Required action: Give the number of lines in the data that contain "LEARNING", and nothing more.

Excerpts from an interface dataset
··········

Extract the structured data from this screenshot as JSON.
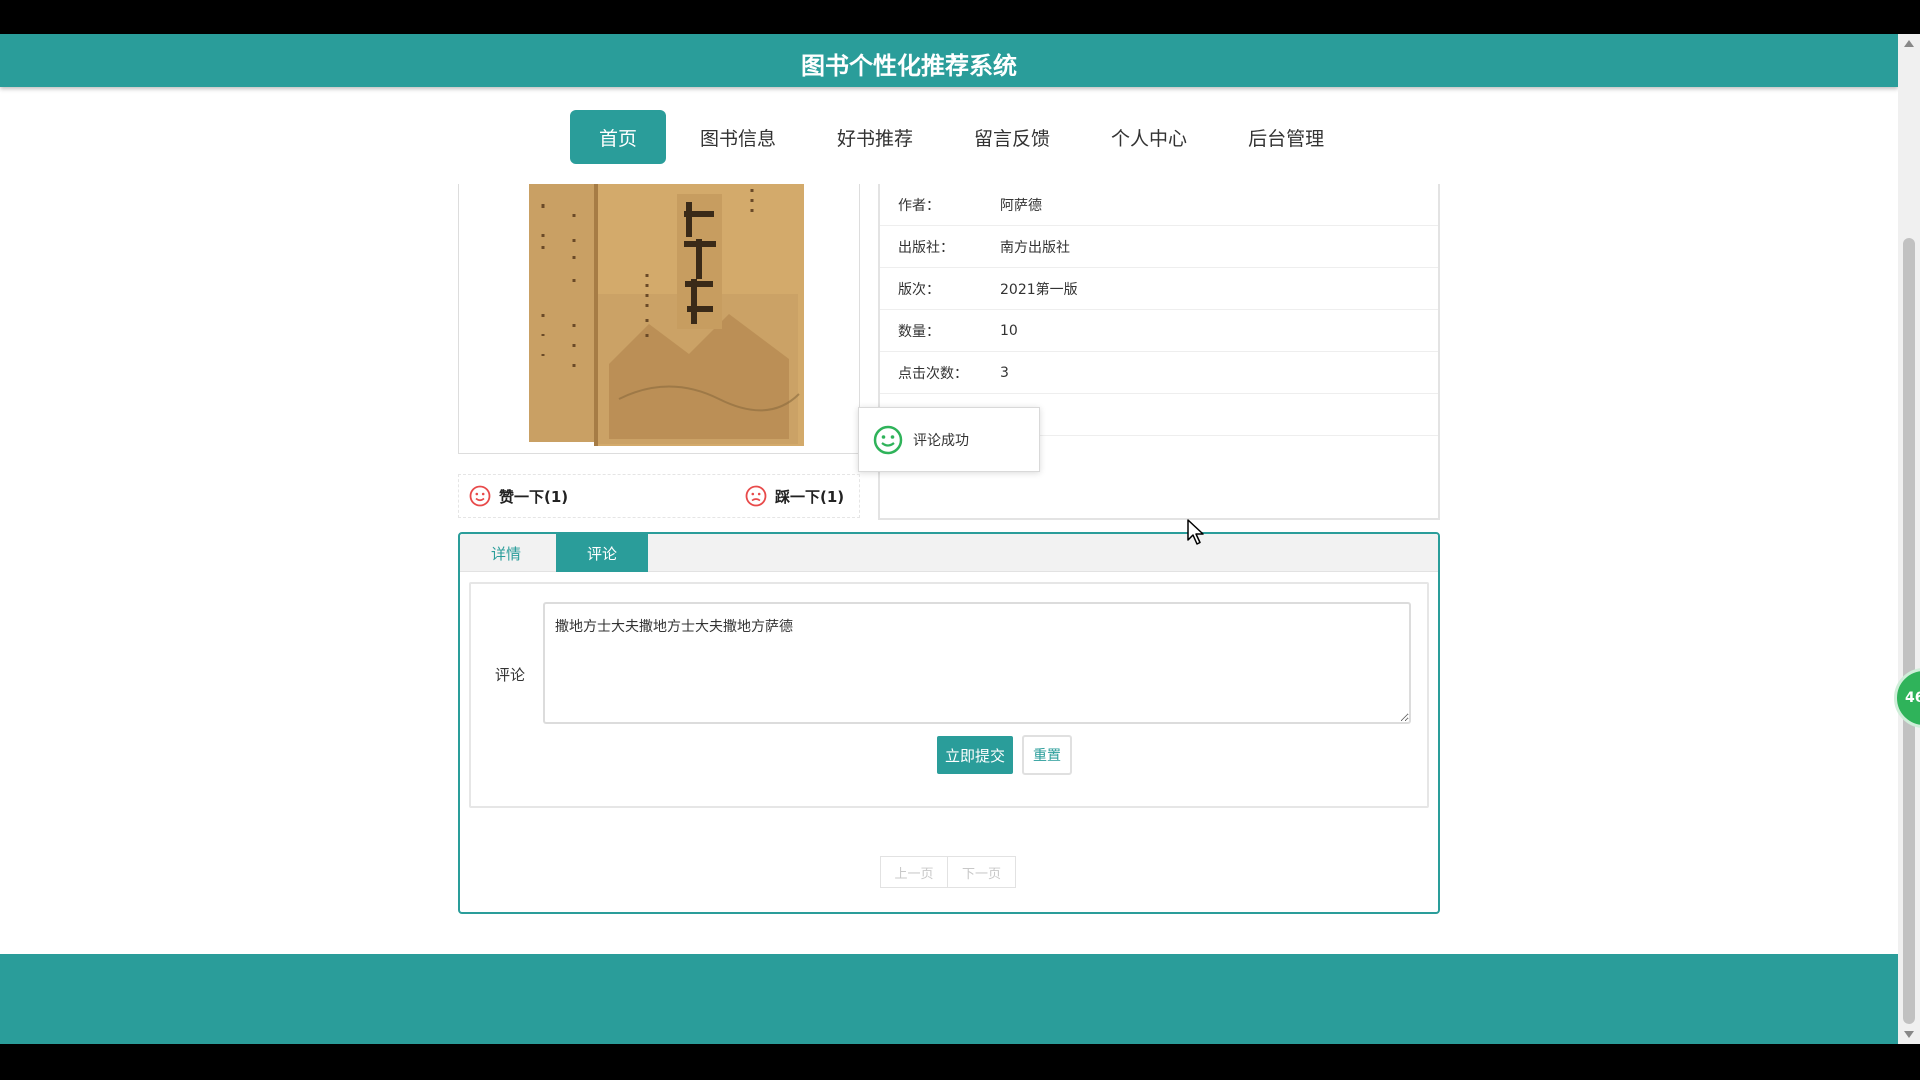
{
  "header": {
    "site_title": "图书个性化推荐系统"
  },
  "nav": {
    "items": [
      {
        "label": "首页",
        "active": true
      },
      {
        "label": "图书信息"
      },
      {
        "label": "好书推荐"
      },
      {
        "label": "留言反馈"
      },
      {
        "label": "个人中心"
      },
      {
        "label": "后台管理"
      }
    ]
  },
  "book_info": {
    "rows": [
      {
        "label": "作者：",
        "value": "阿萨德"
      },
      {
        "label": "出版社：",
        "value": "南方出版社"
      },
      {
        "label": "版次：",
        "value": "2021第一版"
      },
      {
        "label": "数量：",
        "value": "10"
      },
      {
        "label": "点击次数：",
        "value": "3"
      }
    ]
  },
  "toast": {
    "message": "评论成功"
  },
  "votes": {
    "like_label": "赞一下(1)",
    "dislike_label": "踩一下(1)"
  },
  "tabs": {
    "detail": "详情",
    "comment": "评论"
  },
  "comment_form": {
    "label": "评论",
    "value": "撒地方士大夫撒地方士大夫撒地方萨德",
    "submit_label": "立即提交",
    "reset_label": "重置"
  },
  "pager": {
    "prev": "上一页",
    "next": "下一页"
  },
  "floating_badge": {
    "text": "46"
  },
  "colors": {
    "primary": "#2a9d9a",
    "toast_icon": "#2fb35a",
    "vote_icon": "#e84a4a"
  }
}
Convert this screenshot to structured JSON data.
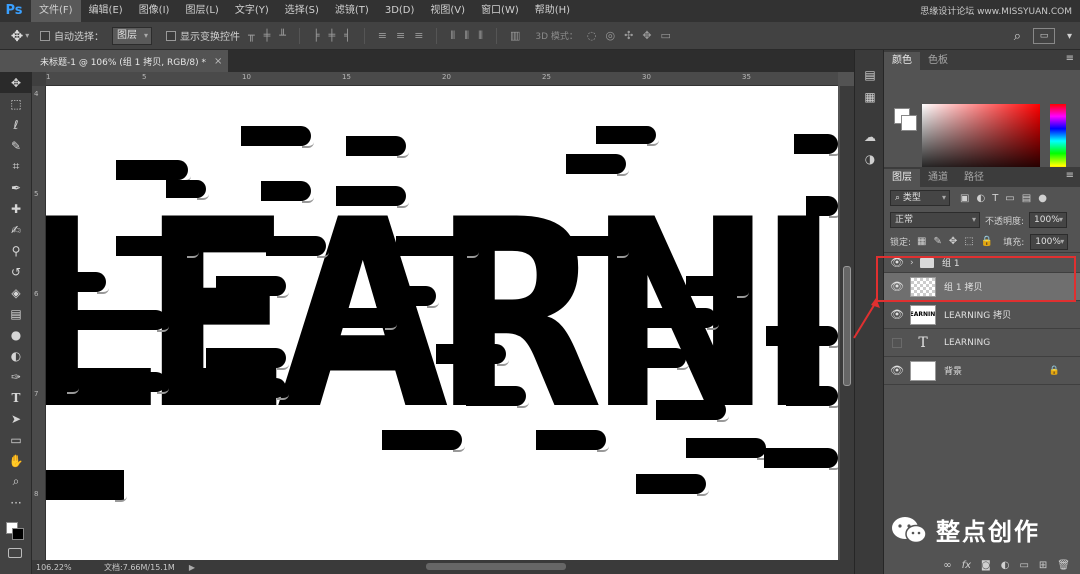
{
  "app": {
    "logo": "Ps"
  },
  "menu": [
    "文件(F)",
    "编辑(E)",
    "图像(I)",
    "图层(L)",
    "文字(Y)",
    "选择(S)",
    "滤镜(T)",
    "3D(D)",
    "视图(V)",
    "窗口(W)",
    "帮助(H)"
  ],
  "watermark_top": "思缘设计论坛 www.MISSYUAN.COM",
  "options": {
    "auto_select_label": "自动选择：",
    "auto_select_value": "图层",
    "show_transform_label": "显示变换控件",
    "mode_3d_label": "3D 模式："
  },
  "document": {
    "tab_title": "未标题-1 @ 106% (组 1 拷贝, RGB/8) *",
    "tab_close": "×",
    "ruler_top": [
      "1",
      "5",
      "10",
      "15",
      "20",
      "25",
      "30",
      "35"
    ],
    "ruler_left": [
      "4",
      "5",
      "6",
      "7",
      "8"
    ],
    "canvas_text": "LEARNING"
  },
  "status": {
    "zoom": "106.22%",
    "doc_info": "文档:7.66M/15.1M",
    "arrow": "▶"
  },
  "color_panel": {
    "tabs": [
      "颜色",
      "色板"
    ],
    "active": "颜色"
  },
  "layers_panel": {
    "tabs": [
      "图层",
      "通道",
      "路径"
    ],
    "active": "图层",
    "filter_kind": "类型",
    "blend_mode": "正常",
    "opacity_label": "不透明度:",
    "opacity_value": "100%",
    "lock_label": "锁定:",
    "fill_label": "填充:",
    "fill_value": "100%",
    "layers": [
      {
        "name": "组 1",
        "kind": "group",
        "visible": true,
        "selected": false
      },
      {
        "name": "组 1 拷贝",
        "kind": "raster",
        "visible": true,
        "selected": true
      },
      {
        "name": "LEARNING 拷贝",
        "kind": "raster",
        "visible": true,
        "selected": false,
        "thumb_text": "LEARNING"
      },
      {
        "name": "LEARNING",
        "kind": "type",
        "visible": false,
        "selected": false,
        "thumb_text": "T"
      },
      {
        "name": "背景",
        "kind": "background",
        "visible": true,
        "selected": false
      }
    ]
  },
  "brand": {
    "name": "整点创作"
  },
  "colors": {
    "highlight": "#e03030",
    "accent": "#3aa0ff"
  }
}
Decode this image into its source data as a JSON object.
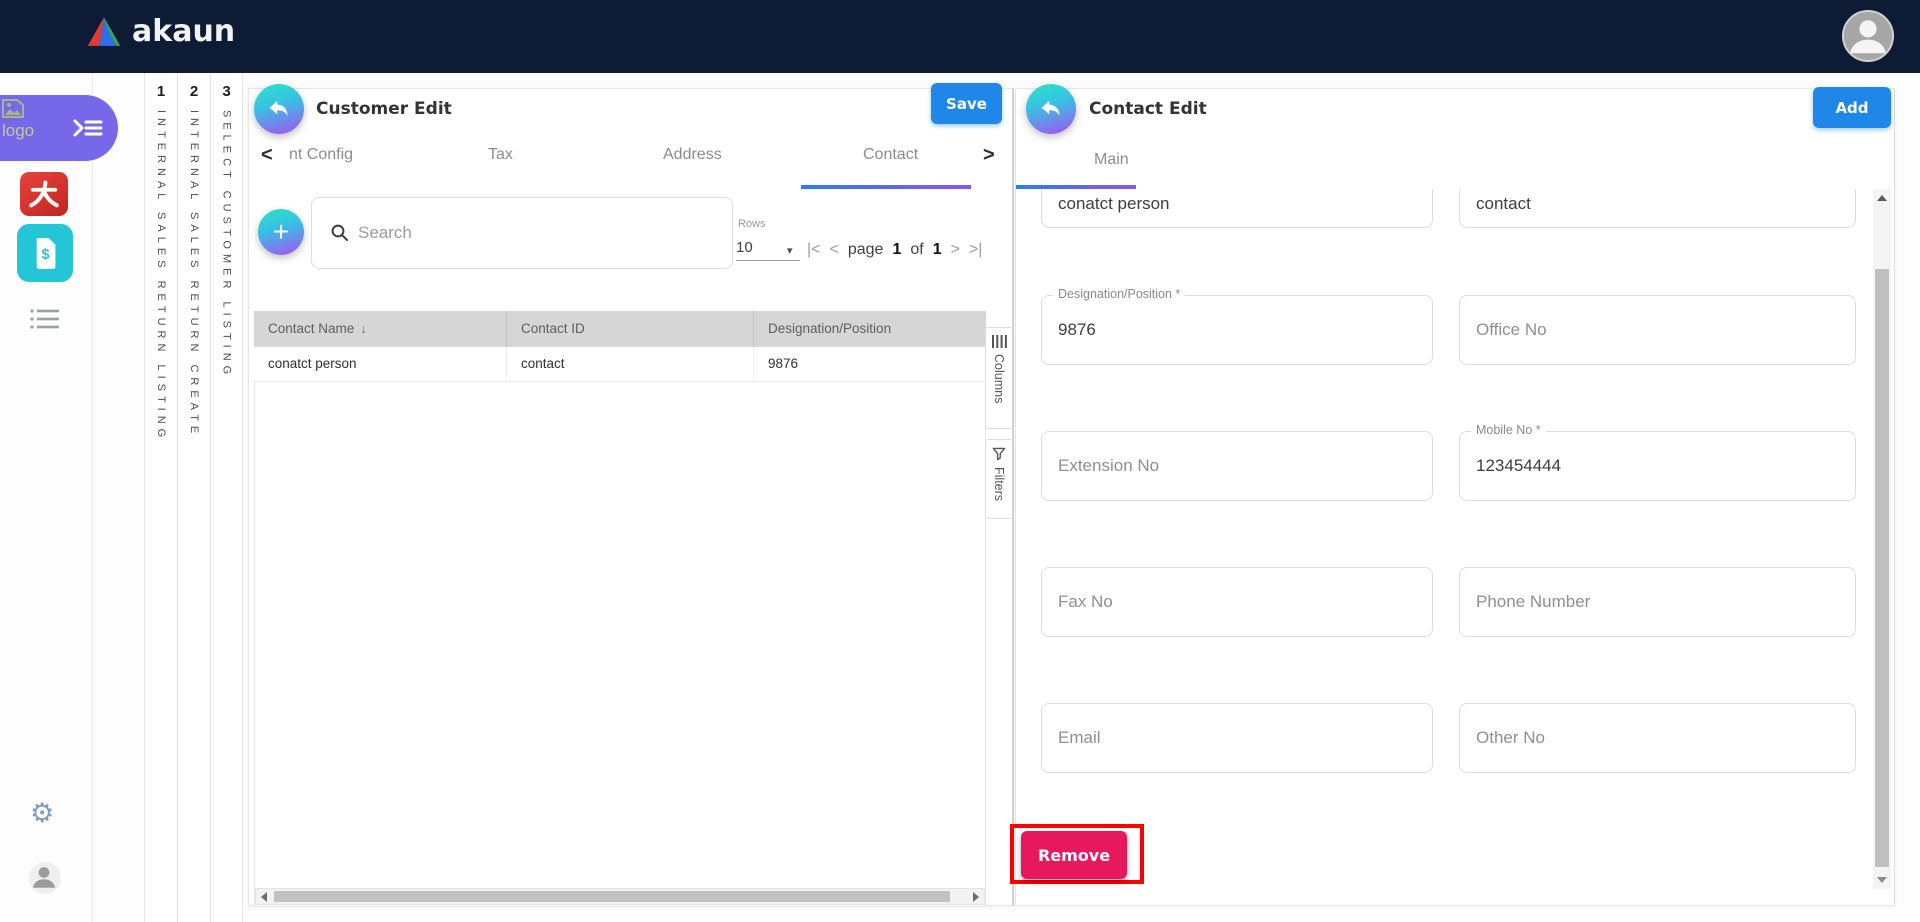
{
  "colors": {
    "header_navy": "#0d1c34",
    "accent_blue": "#1f87e8",
    "gradient_teal": "#2ce2c6",
    "gradient_purple": "#a84ff2",
    "banner_purple": "#7668e8",
    "tile_red": "#d8302f",
    "tile_cyan": "#25c5d8",
    "remove_pink": "#e8185e",
    "annotation_red": "#fe0000",
    "table_header_gray": "#d6d6d6"
  },
  "header": {
    "brand": "akaun"
  },
  "sidebar": {
    "logo_text": "logo",
    "icons": [
      "broken-image-icon",
      "menu-expand-icon",
      "chinese-char-app-icon",
      "billing-doc-icon",
      "list-icon",
      "gear-icon",
      "user-icon"
    ]
  },
  "steps": [
    {
      "number": "1",
      "label": "INTERNAL SALES RETURN LISTING"
    },
    {
      "number": "2",
      "label": "INTERNAL SALES RETURN CREATE"
    },
    {
      "number": "3",
      "label": "SELECT CUSTOMER LISTING"
    }
  ],
  "customer_panel": {
    "title": "Customer Edit",
    "save_label": "Save",
    "tabs": [
      {
        "label": "nt Config"
      },
      {
        "label": "Tax"
      },
      {
        "label": "Address"
      },
      {
        "label": "Contact",
        "active": true
      }
    ],
    "toolbar": {
      "search_placeholder": "Search",
      "rows_label": "Rows",
      "rows_value": "10"
    },
    "pagination": {
      "page_word": "page",
      "current": "1",
      "of_word": "of",
      "total": "1"
    },
    "table": {
      "columns": [
        "Contact Name",
        "Contact ID",
        "Designation/Position"
      ],
      "rows": [
        [
          "conatct person",
          "contact",
          "9876"
        ]
      ]
    },
    "side_tools": {
      "columns": "Columns",
      "filters": "Filters"
    }
  },
  "contact_panel": {
    "title": "Contact Edit",
    "add_label": "Add",
    "tab": "Main",
    "fields": {
      "contact_name": {
        "value": "conatct person"
      },
      "contact_id": {
        "value": "contact"
      },
      "designation": {
        "label": "Designation/Position *",
        "value": "9876"
      },
      "office_no": {
        "placeholder": "Office No"
      },
      "extension_no": {
        "placeholder": "Extension No"
      },
      "mobile_no": {
        "label": "Mobile No *",
        "value": "123454444"
      },
      "fax_no": {
        "placeholder": "Fax No"
      },
      "phone_number": {
        "placeholder": "Phone Number"
      },
      "email": {
        "placeholder": "Email"
      },
      "other_no": {
        "placeholder": "Other No"
      }
    },
    "remove_label": "Remove"
  },
  "glyphs": {
    "app_tile_char": "大",
    "tab_prev": "<",
    "tab_next": ">",
    "sort_desc": "↓",
    "caret_down": "▾",
    "page_first": "|<",
    "page_prev": "<",
    "page_next": ">",
    "page_last": ">|",
    "gear": "⚙",
    "plus": "+"
  }
}
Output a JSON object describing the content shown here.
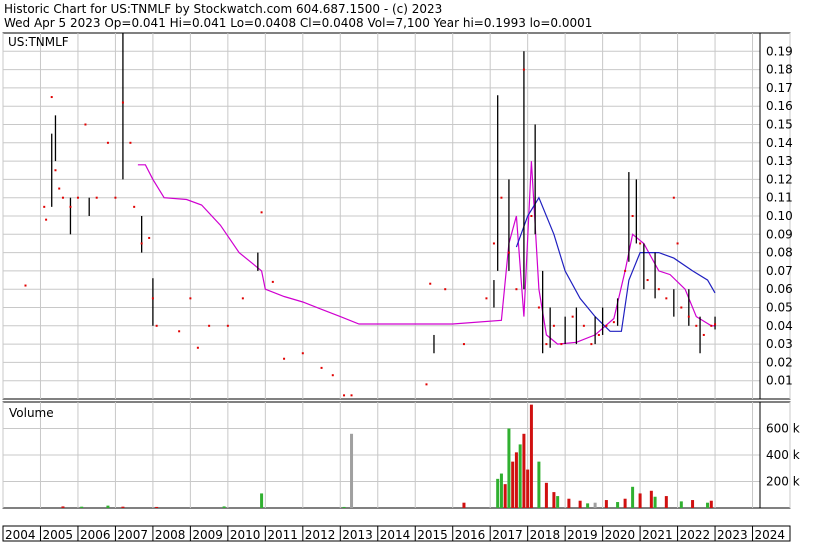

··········

Solution for this problem: 4